> _Your instructions_: Below are entries; work out how many of their lines hold "first", giving only that number.

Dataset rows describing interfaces
-*-*-

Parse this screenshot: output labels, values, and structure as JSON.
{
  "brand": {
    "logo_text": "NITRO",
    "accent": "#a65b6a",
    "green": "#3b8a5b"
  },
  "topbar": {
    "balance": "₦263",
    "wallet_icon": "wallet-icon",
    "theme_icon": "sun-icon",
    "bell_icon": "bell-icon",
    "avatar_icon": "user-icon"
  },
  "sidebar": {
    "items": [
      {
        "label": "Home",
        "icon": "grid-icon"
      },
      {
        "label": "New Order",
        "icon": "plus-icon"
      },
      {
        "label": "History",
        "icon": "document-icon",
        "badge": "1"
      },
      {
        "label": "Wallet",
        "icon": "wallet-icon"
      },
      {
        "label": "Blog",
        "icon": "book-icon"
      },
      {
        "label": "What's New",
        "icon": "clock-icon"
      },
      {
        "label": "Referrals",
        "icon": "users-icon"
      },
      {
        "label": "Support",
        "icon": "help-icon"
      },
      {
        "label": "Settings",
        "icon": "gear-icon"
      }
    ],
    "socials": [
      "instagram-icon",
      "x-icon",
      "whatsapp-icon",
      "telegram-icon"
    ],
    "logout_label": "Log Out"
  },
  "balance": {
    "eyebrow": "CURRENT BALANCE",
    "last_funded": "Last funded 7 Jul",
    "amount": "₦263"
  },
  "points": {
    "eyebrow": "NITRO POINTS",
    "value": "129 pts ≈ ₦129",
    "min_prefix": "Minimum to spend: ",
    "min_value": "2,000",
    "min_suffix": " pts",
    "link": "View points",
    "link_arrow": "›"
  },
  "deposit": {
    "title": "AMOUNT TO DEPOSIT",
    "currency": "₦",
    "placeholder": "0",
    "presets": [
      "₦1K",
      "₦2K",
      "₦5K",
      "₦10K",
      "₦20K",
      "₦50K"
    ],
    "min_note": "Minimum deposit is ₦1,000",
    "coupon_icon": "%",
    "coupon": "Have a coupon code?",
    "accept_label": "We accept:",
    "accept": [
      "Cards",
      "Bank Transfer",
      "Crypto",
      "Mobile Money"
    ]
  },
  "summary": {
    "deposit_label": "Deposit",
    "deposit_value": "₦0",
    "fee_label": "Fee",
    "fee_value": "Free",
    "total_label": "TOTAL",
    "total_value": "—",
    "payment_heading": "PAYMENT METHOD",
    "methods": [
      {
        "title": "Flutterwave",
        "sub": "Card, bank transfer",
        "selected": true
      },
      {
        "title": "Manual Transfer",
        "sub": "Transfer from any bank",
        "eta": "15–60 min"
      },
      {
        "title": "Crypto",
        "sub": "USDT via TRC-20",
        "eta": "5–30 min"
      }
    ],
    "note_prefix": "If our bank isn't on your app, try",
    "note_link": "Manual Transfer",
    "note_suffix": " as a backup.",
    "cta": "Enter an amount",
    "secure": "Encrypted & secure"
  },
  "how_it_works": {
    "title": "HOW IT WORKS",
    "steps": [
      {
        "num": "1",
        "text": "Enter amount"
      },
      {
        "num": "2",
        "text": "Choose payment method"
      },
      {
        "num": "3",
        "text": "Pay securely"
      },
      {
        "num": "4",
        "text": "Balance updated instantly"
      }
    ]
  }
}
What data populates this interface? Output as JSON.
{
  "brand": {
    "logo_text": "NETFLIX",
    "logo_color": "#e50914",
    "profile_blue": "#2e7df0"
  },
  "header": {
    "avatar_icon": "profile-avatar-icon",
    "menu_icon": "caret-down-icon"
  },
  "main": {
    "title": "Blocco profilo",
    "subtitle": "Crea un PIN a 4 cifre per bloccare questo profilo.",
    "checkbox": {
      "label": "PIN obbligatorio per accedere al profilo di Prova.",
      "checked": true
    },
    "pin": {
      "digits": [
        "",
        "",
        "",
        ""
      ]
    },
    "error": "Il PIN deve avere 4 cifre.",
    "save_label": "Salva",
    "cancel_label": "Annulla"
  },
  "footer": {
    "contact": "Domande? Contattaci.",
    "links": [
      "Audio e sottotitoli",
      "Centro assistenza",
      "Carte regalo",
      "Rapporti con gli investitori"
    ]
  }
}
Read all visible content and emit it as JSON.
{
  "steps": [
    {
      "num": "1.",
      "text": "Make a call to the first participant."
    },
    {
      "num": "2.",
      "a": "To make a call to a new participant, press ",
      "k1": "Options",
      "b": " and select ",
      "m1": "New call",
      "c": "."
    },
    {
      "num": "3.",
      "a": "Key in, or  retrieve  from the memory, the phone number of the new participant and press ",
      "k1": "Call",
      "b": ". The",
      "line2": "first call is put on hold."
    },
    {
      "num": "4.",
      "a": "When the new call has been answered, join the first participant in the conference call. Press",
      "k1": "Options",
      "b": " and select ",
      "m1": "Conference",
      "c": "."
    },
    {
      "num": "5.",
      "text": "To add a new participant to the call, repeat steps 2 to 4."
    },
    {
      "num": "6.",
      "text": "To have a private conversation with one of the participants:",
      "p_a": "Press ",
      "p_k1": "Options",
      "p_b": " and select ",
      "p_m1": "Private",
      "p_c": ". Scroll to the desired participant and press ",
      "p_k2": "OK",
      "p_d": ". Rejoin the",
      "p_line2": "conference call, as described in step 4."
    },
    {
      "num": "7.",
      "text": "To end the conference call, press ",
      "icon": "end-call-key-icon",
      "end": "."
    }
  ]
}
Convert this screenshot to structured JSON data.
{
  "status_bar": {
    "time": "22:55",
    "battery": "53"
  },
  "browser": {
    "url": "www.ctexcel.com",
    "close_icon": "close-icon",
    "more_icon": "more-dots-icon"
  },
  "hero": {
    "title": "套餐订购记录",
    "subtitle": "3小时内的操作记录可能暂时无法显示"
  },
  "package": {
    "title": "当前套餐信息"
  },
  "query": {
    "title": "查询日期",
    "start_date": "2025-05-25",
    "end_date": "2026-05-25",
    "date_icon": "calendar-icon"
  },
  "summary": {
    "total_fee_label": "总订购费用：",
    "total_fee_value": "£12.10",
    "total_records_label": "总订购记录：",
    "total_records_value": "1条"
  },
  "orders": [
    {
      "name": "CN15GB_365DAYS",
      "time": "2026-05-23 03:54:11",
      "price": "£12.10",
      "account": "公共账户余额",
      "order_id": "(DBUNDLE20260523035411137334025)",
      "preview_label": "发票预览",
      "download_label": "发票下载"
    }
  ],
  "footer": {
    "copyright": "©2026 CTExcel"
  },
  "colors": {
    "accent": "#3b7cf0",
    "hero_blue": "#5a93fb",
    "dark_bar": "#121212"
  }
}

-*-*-

> _Exercise solution_: 3